▸ Task description: Retype the whole listing that follows, with nothing added or left out.

=== Begin Enclosure ===

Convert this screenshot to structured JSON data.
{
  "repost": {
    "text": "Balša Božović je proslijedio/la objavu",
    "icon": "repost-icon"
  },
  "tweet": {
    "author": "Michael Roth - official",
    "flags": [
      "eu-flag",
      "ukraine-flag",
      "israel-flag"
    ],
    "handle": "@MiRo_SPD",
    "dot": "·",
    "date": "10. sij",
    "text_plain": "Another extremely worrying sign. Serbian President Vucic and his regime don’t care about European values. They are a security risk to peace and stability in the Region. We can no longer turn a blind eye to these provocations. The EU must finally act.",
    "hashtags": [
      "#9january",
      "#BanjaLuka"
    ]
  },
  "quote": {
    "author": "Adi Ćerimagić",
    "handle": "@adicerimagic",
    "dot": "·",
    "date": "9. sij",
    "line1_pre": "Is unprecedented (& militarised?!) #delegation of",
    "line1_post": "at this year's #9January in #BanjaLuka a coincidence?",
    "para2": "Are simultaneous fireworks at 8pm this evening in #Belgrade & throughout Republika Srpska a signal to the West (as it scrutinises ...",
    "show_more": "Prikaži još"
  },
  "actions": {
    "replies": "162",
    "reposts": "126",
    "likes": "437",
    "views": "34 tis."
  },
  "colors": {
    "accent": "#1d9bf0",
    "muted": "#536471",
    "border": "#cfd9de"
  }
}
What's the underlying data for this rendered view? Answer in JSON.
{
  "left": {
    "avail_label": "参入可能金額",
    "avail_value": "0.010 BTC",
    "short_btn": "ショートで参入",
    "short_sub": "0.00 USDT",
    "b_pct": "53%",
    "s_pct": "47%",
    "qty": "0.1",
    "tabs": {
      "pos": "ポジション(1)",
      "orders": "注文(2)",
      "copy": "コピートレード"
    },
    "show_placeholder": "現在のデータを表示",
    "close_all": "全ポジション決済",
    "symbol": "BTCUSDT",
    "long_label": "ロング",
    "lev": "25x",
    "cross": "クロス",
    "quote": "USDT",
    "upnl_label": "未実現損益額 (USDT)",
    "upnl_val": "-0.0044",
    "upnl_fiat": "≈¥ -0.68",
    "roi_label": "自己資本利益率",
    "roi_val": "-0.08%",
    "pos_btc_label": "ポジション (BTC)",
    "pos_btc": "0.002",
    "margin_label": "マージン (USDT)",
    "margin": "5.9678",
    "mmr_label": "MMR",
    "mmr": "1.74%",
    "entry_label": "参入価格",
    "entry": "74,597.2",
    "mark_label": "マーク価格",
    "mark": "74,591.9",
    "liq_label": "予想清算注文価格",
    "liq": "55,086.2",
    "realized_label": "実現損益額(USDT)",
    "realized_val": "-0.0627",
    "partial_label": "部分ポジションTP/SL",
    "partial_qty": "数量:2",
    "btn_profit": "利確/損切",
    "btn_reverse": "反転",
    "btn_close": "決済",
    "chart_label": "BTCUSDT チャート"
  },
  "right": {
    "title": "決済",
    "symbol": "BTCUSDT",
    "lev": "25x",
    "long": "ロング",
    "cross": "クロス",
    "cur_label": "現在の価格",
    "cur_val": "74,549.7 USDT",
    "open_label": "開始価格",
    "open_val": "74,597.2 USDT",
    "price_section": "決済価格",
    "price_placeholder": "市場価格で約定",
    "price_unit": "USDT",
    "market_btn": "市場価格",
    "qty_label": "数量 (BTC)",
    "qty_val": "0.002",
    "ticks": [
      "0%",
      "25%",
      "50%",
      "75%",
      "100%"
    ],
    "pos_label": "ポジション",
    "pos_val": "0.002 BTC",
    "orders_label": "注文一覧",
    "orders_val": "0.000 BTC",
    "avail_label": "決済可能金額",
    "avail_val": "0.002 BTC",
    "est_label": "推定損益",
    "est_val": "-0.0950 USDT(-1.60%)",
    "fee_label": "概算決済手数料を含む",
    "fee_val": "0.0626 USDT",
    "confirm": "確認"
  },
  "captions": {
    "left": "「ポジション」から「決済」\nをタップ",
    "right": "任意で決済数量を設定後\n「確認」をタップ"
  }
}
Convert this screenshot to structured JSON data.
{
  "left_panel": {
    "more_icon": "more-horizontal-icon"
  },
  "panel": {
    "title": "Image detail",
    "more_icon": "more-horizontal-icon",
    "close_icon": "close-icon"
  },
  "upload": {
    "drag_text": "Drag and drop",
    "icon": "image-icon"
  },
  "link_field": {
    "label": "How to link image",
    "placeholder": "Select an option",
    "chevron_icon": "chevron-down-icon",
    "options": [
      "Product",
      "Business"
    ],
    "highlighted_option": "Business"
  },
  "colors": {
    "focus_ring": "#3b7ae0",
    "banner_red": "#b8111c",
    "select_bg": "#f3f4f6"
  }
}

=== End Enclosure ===

▸ Solution for this task:
Convert this screenshot to structured JSON data.
{
  "repost": {
    "text": "Balša Božović je proslijedio/la objavu",
    "icon": "repost-icon"
  },
  "tweet": {
    "author": "Michael Roth - official",
    "flags": [
      "eu-flag",
      "ukraine-flag",
      "israel-flag"
    ],
    "handle": "@MiRo_SPD",
    "dot": "·",
    "date": "10. sij",
    "text_plain": "Another extremely worrying sign. Serbian President Vucic and his regime don’t care about European values. They are a security risk to peace and stability in the Region. We can no longer turn a blind eye to these provocations. The EU must finally act.",
    "hashtags": [
      "#9january",
      "#BanjaLuka"
    ]
  },
  "quote": {
    "author": "Adi Ćerimagić",
    "handle": "@adicerimagic",
    "dot": "·",
    "date": "9. sij",
    "line1_pre": "Is unprecedented (& militarised?!) #delegation of",
    "line1_post": "at this year's #9January in #BanjaLuka a coincidence?",
    "para2": "Are simultaneous fireworks at 8pm this evening in #Belgrade & throughout Republika Srpska a signal to the West (as it scrutinises ...",
    "show_more": "Prikaži još"
  },
  "actions": {
    "replies": "162",
    "reposts": "126",
    "likes": "437",
    "views": "34 tis."
  },
  "colors": {
    "accent": "#1d9bf0",
    "muted": "#536471",
    "border": "#cfd9de"
  }
}
What's the underlying data for this rendered view? Answer in JSON.
{
  "left": {
    "avail_label": "参入可能金額",
    "avail_value": "0.010 BTC",
    "short_btn": "ショートで参入",
    "short_sub": "0.00 USDT",
    "b_pct": "53%",
    "s_pct": "47%",
    "qty": "0.1",
    "tabs": {
      "pos": "ポジション(1)",
      "orders": "注文(2)",
      "copy": "コピートレード"
    },
    "show_placeholder": "現在のデータを表示",
    "close_all": "全ポジション決済",
    "symbol": "BTCUSDT",
    "long_label": "ロング",
    "lev": "25x",
    "cross": "クロス",
    "quote": "USDT",
    "upnl_label": "未実現損益額 (USDT)",
    "upnl_val": "-0.0044",
    "upnl_fiat": "≈¥ -0.68",
    "roi_label": "自己資本利益率",
    "roi_val": "-0.08%",
    "pos_btc_label": "ポジション (BTC)",
    "pos_btc": "0.002",
    "margin_label": "マージン (USDT)",
    "margin": "5.9678",
    "mmr_label": "MMR",
    "mmr": "1.74%",
    "entry_label": "参入価格",
    "entry": "74,597.2",
    "mark_label": "マーク価格",
    "mark": "74,591.9",
    "liq_label": "予想清算注文価格",
    "liq": "55,086.2",
    "realized_label": "実現損益額(USDT)",
    "realized_val": "-0.0627",
    "partial_label": "部分ポジションTP/SL",
    "partial_qty": "数量:2",
    "btn_profit": "利確/損切",
    "btn_reverse": "反転",
    "btn_close": "決済",
    "chart_label": "BTCUSDT チャート"
  },
  "right": {
    "title": "決済",
    "symbol": "BTCUSDT",
    "lev": "25x",
    "long": "ロング",
    "cross": "クロス",
    "cur_label": "現在の価格",
    "cur_val": "74,549.7 USDT",
    "open_label": "開始価格",
    "open_val": "74,597.2 USDT",
    "price_section": "決済価格",
    "price_placeholder": "市場価格で約定",
    "price_unit": "USDT",
    "market_btn": "市場価格",
    "qty_label": "数量 (BTC)",
    "qty_val": "0.002",
    "ticks": [
      "0%",
      "25%",
      "50%",
      "75%",
      "100%"
    ],
    "pos_label": "ポジション",
    "pos_val": "0.002 BTC",
    "orders_label": "注文一覧",
    "orders_val": "0.000 BTC",
    "avail_label": "決済可能金額",
    "avail_val": "0.002 BTC",
    "est_label": "推定損益",
    "est_val": "-0.0950 USDT(-1.60%)",
    "fee_label": "概算決済手数料を含む",
    "fee_val": "0.0626 USDT",
    "confirm": "確認"
  },
  "captions": {
    "left": "「ポジション」から「決済」\nをタップ",
    "right": "任意で決済数量を設定後\n「確認」をタップ"
  }
}
Convert this screenshot to structured JSON data.
{
  "left_panel": {
    "more_icon": "more-horizontal-icon"
  },
  "panel": {
    "title": "Image detail",
    "more_icon": "more-horizontal-icon",
    "close_icon": "close-icon"
  },
  "upload": {
    "drag_text": "Drag and drop",
    "icon": "image-icon"
  },
  "link_field": {
    "label": "How to link image",
    "placeholder": "Select an option",
    "chevron_icon": "chevron-down-icon",
    "options": [
      "Product",
      "Business"
    ],
    "highlighted_option": "Business"
  },
  "colors": {
    "focus_ring": "#3b7ae0",
    "banner_red": "#b8111c",
    "select_bg": "#f3f4f6"
  }
}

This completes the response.